• [About this exercise]:
If a line of the records contains the string "timestamp", copy it out.
** Exercise input follows **
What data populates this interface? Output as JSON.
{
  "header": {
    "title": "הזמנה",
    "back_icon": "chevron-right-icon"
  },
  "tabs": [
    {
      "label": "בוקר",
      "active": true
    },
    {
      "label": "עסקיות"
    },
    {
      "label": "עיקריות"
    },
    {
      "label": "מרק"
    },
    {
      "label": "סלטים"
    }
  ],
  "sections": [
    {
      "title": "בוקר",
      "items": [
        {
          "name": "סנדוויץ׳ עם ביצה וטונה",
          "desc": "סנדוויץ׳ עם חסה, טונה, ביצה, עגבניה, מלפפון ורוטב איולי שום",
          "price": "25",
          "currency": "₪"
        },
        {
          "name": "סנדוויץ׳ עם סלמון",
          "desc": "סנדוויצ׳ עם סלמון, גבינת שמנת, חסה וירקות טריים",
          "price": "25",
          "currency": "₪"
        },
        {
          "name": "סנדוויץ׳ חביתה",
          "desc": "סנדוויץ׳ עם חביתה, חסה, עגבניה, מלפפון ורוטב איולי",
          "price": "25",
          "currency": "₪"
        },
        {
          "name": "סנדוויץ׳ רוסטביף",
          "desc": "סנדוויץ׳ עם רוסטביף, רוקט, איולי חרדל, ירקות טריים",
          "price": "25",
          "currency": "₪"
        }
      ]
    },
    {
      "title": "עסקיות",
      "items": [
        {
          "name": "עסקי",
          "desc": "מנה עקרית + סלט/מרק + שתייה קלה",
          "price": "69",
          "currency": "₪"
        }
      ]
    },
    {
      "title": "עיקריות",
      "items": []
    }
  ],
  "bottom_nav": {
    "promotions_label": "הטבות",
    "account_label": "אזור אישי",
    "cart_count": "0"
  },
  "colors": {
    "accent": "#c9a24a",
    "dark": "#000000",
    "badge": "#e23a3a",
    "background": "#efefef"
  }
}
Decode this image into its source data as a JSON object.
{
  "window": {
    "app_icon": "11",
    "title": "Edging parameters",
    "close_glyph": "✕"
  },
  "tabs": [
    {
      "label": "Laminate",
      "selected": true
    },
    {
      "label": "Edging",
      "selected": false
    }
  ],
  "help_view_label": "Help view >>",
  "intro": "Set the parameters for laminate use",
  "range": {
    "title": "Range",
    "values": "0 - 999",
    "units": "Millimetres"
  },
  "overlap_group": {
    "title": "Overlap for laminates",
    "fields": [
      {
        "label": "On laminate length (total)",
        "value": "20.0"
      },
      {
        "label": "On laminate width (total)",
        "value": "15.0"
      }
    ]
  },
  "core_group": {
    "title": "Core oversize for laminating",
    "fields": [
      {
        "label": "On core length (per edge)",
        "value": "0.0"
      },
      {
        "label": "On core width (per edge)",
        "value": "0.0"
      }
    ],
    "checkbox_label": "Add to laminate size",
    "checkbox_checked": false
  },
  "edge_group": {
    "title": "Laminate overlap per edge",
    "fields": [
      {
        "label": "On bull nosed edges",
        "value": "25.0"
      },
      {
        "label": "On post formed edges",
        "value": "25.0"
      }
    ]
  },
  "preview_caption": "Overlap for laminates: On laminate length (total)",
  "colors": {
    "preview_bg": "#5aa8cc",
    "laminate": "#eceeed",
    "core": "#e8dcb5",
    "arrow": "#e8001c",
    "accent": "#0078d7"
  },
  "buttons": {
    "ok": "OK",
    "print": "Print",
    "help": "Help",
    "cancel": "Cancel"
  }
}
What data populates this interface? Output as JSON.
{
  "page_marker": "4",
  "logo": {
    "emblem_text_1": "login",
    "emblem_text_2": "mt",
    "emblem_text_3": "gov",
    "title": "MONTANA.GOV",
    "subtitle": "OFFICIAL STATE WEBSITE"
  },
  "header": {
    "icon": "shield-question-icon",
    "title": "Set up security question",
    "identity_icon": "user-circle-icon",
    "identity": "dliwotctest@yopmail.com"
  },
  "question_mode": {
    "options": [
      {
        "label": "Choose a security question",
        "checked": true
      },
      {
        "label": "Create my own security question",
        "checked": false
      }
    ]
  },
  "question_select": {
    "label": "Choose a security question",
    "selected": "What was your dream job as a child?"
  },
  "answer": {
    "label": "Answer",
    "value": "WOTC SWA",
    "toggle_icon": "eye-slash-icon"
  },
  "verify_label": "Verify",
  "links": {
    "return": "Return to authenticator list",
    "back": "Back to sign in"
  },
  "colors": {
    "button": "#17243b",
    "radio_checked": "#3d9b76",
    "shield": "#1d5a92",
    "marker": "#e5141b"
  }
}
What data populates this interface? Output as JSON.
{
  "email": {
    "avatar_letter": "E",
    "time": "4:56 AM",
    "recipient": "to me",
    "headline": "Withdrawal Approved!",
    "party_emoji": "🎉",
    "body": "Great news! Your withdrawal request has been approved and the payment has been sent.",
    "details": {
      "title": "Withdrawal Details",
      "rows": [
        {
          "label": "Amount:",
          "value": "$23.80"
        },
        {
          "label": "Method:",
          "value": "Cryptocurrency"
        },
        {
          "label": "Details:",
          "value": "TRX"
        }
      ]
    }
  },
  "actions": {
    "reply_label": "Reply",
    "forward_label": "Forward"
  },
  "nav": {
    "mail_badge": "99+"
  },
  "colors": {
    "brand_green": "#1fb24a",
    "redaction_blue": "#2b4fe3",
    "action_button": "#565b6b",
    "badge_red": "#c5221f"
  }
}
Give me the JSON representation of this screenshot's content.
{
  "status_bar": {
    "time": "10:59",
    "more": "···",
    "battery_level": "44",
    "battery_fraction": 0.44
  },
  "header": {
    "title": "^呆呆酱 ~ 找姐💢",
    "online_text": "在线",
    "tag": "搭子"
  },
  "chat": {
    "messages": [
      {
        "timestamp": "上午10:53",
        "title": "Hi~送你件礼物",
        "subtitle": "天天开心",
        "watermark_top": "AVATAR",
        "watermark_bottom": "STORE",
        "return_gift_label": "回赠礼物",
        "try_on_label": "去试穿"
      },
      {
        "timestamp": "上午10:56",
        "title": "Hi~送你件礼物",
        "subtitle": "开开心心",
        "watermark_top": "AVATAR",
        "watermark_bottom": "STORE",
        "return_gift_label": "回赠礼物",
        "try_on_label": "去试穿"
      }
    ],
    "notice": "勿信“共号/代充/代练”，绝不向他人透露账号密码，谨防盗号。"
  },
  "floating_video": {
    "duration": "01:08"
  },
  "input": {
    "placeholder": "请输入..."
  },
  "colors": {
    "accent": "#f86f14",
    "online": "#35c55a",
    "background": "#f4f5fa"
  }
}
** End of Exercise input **
• [Output of the task]:
        "timestamp": "上午10:53",
        "timestamp": "上午10:56",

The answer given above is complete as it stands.